▶ [STUDY MATERIAL]:
———
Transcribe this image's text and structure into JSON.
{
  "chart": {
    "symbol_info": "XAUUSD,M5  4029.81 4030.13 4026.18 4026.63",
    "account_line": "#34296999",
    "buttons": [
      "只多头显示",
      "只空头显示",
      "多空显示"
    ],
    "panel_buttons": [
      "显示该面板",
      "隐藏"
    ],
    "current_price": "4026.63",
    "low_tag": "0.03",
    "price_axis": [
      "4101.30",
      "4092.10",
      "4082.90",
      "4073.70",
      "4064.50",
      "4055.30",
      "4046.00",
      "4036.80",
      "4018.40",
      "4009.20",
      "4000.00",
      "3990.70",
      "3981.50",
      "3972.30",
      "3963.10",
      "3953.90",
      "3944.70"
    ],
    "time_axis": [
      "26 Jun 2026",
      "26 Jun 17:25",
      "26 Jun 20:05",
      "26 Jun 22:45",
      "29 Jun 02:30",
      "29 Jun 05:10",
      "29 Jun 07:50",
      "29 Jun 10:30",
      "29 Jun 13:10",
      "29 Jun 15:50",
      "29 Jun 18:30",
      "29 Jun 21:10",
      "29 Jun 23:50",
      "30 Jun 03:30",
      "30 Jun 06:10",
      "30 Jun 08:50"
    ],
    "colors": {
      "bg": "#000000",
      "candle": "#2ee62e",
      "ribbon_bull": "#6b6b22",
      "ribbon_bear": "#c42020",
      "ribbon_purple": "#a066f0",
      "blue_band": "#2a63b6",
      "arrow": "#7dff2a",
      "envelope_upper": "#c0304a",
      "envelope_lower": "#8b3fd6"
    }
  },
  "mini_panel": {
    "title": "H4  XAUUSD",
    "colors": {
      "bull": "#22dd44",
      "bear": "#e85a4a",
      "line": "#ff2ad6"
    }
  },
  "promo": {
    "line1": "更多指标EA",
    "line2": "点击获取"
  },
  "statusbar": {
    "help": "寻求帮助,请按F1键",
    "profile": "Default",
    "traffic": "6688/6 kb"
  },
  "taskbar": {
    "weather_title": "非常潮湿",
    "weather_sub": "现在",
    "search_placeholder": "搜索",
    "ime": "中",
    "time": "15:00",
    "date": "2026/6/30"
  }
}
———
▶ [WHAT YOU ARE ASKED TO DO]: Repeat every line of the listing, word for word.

▶ [TASK ANSWER]:
Transcribe this image's text and structure into JSON.
{
  "chart": {
    "symbol_info": "XAUUSD,M5  4029.81 4030.13 4026.18 4026.63",
    "account_line": "#34296999",
    "buttons": [
      "只多头显示",
      "只空头显示",
      "多空显示"
    ],
    "panel_buttons": [
      "显示该面板",
      "隐藏"
    ],
    "current_price": "4026.63",
    "low_tag": "0.03",
    "price_axis": [
      "4101.30",
      "4092.10",
      "4082.90",
      "4073.70",
      "4064.50",
      "4055.30",
      "4046.00",
      "4036.80",
      "4018.40",
      "4009.20",
      "4000.00",
      "3990.70",
      "3981.50",
      "3972.30",
      "3963.10",
      "3953.90",
      "3944.70"
    ],
    "time_axis": [
      "26 Jun 2026",
      "26 Jun 17:25",
      "26 Jun 20:05",
      "26 Jun 22:45",
      "29 Jun 02:30",
      "29 Jun 05:10",
      "29 Jun 07:50",
      "29 Jun 10:30",
      "29 Jun 13:10",
      "29 Jun 15:50",
      "29 Jun 18:30",
      "29 Jun 21:10",
      "29 Jun 23:50",
      "30 Jun 03:30",
      "30 Jun 06:10",
      "30 Jun 08:50"
    ],
    "colors": {
      "bg": "#000000",
      "candle": "#2ee62e",
      "ribbon_bull": "#6b6b22",
      "ribbon_bear": "#c42020",
      "ribbon_purple": "#a066f0",
      "blue_band": "#2a63b6",
      "arrow": "#7dff2a",
      "envelope_upper": "#c0304a",
      "envelope_lower": "#8b3fd6"
    }
  },
  "mini_panel": {
    "title": "H4  XAUUSD",
    "colors": {
      "bull": "#22dd44",
      "bear": "#e85a4a",
      "line": "#ff2ad6"
    }
  },
  "promo": {
    "line1": "更多指标EA",
    "line2": "点击获取"
  },
  "statusbar": {
    "help": "寻求帮助,请按F1键",
    "profile": "Default",
    "traffic": "6688/6 kb"
  },
  "taskbar": {
    "weather_title": "非常潮湿",
    "weather_sub": "现在",
    "search_placeholder": "搜索",
    "ime": "中",
    "time": "15:00",
    "date": "2026/6/30"
  }
}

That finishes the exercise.